His father’s family arrived in Utah the next year, but Isaac did not join them until two years later. The family home at this time was on the Haight farm about 3 miles south of Kaysville. Isaac began to work for John R. Barnes of Kaysville, and it was at this time that he met Sarah Jane Gailey of Kaysville. One evening she was bringing the cows home from pasture and as she neared home she saw that the young Englishman who worked for their neighbor, Mr. Barnes, was waiting for her. She had no desire to meet him just then as she was barefoot. However, he waited and at last she came to go through the gate. He said to her, “you have a long way to walk to bring the cows home haven’t you?” and she hurried on after saying just one word, “yes.” Afterwards he used to tease her by reminding her that the first word she ever said to him was “yes.”
They were married September 28, 1867. Isaac used to tell of the dances they attended while he was courting Sarah Jane, and of how she used to ride back of him on the same horse. He had to use one hand to carry a squash or some other kind of vegetable to pay their way to the dance. Therefore, he had to guide the horse, hold the squash, and have the girl hold on to him.
Their first two children, a girl and a boy, were born in a one-room log house in Kaysville, and when the younger one was a little over a year old, they moved to Salt Lake City and made their home in the 11th Ward at what later was 756 East 2nd South. The moving was accomplished by means of a horse and mule hitched to a wagon in which was loaded their household belongings. Besides the family of four, the family cow was tied to the back of the wagon. The little girl, Mary Ann, kept asking her father to get out of the wagon and milk the cow as she was thirsty.

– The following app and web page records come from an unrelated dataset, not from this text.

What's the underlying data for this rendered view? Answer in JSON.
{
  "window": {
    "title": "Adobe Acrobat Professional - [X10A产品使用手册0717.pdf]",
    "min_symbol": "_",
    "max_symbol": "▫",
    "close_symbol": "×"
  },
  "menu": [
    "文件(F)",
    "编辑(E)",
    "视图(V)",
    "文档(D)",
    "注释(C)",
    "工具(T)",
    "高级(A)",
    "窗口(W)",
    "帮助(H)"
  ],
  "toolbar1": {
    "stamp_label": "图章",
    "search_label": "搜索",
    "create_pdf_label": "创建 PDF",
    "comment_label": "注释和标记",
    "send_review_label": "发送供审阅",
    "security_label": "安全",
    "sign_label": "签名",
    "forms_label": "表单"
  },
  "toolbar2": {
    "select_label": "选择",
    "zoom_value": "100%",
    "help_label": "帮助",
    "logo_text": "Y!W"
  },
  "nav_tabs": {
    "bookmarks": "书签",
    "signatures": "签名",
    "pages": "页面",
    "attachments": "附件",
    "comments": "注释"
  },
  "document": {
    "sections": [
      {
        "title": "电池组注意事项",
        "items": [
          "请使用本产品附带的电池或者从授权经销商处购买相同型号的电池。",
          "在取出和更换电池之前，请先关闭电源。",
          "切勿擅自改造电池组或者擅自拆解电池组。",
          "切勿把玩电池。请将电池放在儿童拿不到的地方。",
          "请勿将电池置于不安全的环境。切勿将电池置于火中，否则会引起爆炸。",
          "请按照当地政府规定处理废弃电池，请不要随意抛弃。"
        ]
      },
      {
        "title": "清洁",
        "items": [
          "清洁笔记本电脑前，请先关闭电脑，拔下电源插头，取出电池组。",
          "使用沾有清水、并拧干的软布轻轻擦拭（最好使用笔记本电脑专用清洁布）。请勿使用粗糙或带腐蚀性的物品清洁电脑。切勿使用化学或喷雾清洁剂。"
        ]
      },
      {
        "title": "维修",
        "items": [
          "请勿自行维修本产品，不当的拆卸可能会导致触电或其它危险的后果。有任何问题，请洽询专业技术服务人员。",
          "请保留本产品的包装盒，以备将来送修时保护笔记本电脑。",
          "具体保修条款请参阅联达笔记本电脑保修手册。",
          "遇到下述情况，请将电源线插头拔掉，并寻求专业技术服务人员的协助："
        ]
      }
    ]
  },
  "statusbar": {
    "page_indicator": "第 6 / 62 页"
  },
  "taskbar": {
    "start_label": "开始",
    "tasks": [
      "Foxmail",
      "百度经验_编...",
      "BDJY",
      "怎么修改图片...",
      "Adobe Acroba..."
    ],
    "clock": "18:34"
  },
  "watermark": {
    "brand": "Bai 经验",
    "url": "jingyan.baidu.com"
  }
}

At first they lived in a tent while Isaac built two rooms, one above the other. Before they could move into the home, their little son, Isaac, died. As the years went by, the house was enlarged as the family grew in numbers until it was a large house of nine rooms. Nine children grew up here and three little boys died. The fifth child, Etta May, died less than a year after her marriage, at the age of 23.
Isaac had no schooling whatever as a child but after his marriage he studied and attended night school and became quite a proficient penman and business man. With his younger brother, Nathan, he engaged in the hay and grain business and their first store was on Main Street, near ZCMI. Later he had other partners in the same business and the firm name, Sears and Jeremy, was a familiar one in Salt Lake City for many years. He also engaged in the refinery and sale of salt and in addition at one time owned a large herd of sheep.
He married two other wives, Louisa Strickland and Alice Norris.
In February of 1889, Isaac was called on a mission to England where he labored for about twenty months, arriving home in the fall of 1890. He was always active in Church affairs and for more than twenty years was counselor to Bishop Robert Morris in the 11th Ward, a position he held up to the time of his death, which occurred October 3, 1912. Had he lived a few weeks more he would have been sixty-seven years old.
He left a large family who revere him for his many excellent qualities of mind and heart. He was a good citizen, a true friend, and a wise counselor. He remained steadfast and firm in his faith in God and His revealed Word, and passed on with full assurance of a glorious resurrection.